(Records from a collection)
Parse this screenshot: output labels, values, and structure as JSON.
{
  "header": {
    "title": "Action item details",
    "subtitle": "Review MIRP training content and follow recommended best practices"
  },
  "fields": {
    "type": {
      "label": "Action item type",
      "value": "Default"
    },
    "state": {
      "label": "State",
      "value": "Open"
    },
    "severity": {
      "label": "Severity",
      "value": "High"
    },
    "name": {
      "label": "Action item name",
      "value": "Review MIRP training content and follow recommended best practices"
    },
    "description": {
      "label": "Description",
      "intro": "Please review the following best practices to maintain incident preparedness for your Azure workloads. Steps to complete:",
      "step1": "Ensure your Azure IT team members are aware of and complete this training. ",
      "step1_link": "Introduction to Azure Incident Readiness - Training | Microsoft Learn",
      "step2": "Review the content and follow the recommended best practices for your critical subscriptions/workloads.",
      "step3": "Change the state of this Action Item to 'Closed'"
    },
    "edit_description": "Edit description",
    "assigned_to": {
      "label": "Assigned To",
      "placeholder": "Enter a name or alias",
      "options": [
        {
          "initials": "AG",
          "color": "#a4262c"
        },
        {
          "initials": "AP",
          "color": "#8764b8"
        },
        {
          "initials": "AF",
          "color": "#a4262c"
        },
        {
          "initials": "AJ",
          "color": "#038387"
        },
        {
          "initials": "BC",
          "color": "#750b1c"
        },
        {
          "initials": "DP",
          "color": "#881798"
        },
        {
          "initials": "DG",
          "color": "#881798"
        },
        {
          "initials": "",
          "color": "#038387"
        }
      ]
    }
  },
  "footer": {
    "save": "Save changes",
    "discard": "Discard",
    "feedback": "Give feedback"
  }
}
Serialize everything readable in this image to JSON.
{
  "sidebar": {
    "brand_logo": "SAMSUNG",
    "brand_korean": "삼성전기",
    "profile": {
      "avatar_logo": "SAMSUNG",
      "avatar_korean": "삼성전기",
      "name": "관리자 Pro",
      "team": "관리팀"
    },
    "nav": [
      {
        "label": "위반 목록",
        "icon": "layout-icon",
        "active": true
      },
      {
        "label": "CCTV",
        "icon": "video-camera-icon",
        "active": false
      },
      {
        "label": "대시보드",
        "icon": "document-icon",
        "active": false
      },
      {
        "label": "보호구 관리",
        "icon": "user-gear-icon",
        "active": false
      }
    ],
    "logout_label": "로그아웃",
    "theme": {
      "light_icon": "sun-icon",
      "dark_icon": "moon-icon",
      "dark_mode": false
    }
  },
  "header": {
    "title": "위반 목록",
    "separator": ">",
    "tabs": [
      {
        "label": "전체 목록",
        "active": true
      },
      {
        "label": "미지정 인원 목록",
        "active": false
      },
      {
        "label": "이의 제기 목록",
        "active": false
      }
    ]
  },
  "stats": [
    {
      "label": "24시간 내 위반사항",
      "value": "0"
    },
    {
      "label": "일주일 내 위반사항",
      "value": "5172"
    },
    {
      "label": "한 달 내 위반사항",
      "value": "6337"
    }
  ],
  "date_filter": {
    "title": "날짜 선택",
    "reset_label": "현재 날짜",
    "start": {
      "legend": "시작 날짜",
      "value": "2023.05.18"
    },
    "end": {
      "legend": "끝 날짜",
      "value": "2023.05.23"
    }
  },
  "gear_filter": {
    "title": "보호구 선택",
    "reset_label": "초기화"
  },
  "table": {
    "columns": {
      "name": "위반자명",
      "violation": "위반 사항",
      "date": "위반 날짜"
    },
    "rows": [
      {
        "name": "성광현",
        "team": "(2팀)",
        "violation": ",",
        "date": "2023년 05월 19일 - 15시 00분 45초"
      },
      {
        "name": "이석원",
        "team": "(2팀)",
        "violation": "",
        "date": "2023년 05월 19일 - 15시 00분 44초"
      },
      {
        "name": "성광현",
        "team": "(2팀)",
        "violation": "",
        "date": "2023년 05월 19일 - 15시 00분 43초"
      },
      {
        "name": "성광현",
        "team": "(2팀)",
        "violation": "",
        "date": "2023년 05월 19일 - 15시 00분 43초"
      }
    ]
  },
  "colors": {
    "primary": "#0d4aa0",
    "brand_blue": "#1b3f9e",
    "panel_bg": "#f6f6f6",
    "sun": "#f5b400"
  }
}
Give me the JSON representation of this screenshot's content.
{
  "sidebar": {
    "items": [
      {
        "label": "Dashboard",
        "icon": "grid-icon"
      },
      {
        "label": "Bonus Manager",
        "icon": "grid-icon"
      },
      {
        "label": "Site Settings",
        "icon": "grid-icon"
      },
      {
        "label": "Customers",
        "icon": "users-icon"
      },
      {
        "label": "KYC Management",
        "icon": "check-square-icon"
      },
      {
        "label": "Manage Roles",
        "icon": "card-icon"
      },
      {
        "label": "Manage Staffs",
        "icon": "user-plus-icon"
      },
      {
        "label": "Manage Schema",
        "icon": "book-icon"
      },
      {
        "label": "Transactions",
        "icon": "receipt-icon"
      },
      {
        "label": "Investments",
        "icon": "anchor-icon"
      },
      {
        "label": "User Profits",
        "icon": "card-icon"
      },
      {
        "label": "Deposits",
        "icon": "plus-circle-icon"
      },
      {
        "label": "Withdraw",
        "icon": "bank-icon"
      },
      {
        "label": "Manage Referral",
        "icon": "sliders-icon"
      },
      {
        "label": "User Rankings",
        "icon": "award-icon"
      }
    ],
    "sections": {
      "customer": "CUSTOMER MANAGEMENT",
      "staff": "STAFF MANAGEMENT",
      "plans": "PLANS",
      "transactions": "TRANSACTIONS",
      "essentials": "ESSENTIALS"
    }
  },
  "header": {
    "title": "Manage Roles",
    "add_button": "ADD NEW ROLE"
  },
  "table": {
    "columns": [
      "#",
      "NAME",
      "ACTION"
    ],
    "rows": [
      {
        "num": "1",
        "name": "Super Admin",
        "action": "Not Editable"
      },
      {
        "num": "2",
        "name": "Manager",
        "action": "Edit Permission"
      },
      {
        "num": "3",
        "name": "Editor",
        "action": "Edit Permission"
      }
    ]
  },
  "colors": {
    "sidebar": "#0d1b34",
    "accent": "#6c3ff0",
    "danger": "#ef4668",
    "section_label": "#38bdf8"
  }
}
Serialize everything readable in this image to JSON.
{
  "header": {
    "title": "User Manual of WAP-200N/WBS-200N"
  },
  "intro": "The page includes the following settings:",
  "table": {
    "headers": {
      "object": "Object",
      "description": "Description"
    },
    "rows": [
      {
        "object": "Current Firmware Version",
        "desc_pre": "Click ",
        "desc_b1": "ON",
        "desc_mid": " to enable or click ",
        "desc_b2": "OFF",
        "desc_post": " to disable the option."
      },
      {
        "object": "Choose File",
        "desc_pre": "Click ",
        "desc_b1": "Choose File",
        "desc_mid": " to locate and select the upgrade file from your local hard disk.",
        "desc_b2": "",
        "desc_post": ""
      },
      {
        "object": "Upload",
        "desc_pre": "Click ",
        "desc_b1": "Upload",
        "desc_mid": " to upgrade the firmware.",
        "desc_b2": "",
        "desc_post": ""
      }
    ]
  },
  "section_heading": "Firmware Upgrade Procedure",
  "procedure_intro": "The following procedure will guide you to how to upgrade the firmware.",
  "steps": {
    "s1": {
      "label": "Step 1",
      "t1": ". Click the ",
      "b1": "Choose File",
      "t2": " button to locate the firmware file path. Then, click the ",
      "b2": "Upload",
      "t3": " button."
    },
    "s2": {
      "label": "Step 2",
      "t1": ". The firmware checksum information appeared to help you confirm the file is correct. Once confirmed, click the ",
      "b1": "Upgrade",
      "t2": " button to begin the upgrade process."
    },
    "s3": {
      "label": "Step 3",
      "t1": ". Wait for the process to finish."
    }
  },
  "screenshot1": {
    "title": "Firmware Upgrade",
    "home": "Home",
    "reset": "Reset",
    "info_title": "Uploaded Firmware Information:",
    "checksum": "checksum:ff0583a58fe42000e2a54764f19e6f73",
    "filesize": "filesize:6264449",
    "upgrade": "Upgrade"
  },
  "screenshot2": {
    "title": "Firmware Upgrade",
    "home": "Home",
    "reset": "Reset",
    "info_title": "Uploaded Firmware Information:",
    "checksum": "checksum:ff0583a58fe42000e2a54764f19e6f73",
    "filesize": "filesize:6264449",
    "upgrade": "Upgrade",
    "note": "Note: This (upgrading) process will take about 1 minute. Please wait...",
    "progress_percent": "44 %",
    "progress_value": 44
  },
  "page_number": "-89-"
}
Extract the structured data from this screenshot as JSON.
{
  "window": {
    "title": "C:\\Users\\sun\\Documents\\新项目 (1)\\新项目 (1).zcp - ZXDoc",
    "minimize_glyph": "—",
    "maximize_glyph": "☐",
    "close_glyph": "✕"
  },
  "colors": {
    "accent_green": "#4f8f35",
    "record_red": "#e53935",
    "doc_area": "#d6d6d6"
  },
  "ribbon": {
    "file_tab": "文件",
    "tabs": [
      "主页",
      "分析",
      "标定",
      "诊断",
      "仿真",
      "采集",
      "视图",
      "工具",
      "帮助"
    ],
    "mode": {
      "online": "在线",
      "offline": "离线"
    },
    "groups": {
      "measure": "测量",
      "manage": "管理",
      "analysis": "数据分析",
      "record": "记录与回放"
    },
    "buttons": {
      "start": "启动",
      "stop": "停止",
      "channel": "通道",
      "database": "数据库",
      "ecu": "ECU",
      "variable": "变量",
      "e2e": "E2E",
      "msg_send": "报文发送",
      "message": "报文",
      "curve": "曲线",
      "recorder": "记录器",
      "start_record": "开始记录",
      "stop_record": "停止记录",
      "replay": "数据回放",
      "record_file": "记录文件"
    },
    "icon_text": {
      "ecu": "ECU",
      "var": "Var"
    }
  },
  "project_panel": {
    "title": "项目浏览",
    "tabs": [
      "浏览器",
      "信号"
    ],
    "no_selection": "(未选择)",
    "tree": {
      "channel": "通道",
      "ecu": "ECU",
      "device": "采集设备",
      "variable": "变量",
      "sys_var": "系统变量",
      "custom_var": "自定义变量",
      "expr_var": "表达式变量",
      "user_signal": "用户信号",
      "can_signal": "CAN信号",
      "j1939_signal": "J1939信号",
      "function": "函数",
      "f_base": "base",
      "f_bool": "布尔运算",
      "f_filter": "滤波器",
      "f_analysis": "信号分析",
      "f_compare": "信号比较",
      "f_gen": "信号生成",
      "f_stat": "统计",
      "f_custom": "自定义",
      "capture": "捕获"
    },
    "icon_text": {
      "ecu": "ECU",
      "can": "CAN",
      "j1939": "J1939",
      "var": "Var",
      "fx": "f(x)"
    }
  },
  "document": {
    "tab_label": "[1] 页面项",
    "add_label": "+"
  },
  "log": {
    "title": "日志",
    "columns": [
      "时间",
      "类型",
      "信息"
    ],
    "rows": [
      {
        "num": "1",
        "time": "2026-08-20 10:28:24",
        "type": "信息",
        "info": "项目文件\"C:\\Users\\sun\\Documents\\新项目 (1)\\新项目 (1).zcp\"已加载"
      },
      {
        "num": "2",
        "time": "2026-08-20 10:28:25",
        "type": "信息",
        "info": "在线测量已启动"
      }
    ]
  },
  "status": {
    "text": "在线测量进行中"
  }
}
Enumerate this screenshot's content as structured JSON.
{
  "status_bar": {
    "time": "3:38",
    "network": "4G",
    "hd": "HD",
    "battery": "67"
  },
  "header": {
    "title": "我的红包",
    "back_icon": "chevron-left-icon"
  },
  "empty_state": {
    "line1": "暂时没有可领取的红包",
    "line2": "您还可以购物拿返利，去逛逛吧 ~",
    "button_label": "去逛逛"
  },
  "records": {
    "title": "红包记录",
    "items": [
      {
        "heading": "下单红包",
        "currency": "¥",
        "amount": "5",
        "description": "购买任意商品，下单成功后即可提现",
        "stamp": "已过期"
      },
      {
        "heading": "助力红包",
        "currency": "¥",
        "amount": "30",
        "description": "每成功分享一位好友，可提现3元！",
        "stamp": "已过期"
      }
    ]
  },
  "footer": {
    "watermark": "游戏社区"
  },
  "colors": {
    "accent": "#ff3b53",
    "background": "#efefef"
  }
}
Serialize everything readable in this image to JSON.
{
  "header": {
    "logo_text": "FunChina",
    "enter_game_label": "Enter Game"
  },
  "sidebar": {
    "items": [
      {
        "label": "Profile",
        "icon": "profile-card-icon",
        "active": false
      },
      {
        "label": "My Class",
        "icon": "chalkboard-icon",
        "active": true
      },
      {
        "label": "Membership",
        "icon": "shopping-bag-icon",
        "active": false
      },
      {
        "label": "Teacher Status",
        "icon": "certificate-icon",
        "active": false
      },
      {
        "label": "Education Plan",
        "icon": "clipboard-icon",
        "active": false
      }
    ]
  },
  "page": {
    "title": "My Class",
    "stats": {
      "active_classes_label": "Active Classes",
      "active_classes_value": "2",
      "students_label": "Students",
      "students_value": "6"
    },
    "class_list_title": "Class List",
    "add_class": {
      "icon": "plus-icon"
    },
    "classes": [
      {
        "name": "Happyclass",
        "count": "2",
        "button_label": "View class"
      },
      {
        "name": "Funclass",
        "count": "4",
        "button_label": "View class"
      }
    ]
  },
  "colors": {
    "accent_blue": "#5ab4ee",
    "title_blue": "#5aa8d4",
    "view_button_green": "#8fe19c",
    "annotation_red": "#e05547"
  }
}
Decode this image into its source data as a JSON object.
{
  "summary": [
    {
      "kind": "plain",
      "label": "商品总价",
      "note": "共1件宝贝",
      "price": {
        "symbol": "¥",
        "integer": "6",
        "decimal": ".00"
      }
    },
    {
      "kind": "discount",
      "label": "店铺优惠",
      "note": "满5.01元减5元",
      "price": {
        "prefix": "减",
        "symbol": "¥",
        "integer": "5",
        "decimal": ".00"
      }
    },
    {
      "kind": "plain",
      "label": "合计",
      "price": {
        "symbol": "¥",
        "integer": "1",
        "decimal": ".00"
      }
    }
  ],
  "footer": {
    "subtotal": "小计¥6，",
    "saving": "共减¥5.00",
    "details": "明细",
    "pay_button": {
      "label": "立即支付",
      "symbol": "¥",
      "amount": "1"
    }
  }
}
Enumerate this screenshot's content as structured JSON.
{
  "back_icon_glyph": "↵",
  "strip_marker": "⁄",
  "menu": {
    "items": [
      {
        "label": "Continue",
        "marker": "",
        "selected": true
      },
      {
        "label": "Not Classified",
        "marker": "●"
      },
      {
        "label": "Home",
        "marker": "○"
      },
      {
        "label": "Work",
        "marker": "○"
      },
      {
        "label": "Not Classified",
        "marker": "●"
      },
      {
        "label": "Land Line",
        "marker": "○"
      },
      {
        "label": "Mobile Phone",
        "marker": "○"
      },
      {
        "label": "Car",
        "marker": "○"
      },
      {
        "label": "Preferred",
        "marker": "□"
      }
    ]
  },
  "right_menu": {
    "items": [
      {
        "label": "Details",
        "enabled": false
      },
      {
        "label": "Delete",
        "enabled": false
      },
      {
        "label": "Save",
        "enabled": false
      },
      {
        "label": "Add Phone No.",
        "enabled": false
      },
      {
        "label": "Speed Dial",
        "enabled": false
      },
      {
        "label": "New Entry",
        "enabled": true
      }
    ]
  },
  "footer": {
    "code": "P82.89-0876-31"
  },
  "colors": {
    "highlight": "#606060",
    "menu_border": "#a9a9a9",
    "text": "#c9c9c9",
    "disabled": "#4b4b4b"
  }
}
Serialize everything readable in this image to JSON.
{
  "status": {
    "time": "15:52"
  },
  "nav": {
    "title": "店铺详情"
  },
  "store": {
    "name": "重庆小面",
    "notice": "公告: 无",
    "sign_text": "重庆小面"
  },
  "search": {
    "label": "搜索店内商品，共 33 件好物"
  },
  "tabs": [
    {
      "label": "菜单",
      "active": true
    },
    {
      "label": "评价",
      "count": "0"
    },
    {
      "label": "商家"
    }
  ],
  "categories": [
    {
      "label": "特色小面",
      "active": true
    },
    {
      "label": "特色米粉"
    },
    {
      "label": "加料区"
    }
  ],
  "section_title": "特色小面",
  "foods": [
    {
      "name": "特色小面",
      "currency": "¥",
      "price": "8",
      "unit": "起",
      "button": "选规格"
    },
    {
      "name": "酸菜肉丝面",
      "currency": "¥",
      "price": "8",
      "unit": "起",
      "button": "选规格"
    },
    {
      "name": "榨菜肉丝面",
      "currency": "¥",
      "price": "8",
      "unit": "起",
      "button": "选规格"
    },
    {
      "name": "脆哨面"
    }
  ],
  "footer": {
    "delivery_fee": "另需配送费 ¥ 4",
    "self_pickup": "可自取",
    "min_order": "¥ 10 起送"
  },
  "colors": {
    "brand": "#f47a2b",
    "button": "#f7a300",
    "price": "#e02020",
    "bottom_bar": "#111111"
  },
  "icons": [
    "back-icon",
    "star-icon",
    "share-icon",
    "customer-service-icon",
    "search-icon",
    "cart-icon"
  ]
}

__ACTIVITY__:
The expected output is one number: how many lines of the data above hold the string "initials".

__YOUR SOLUTION__:
8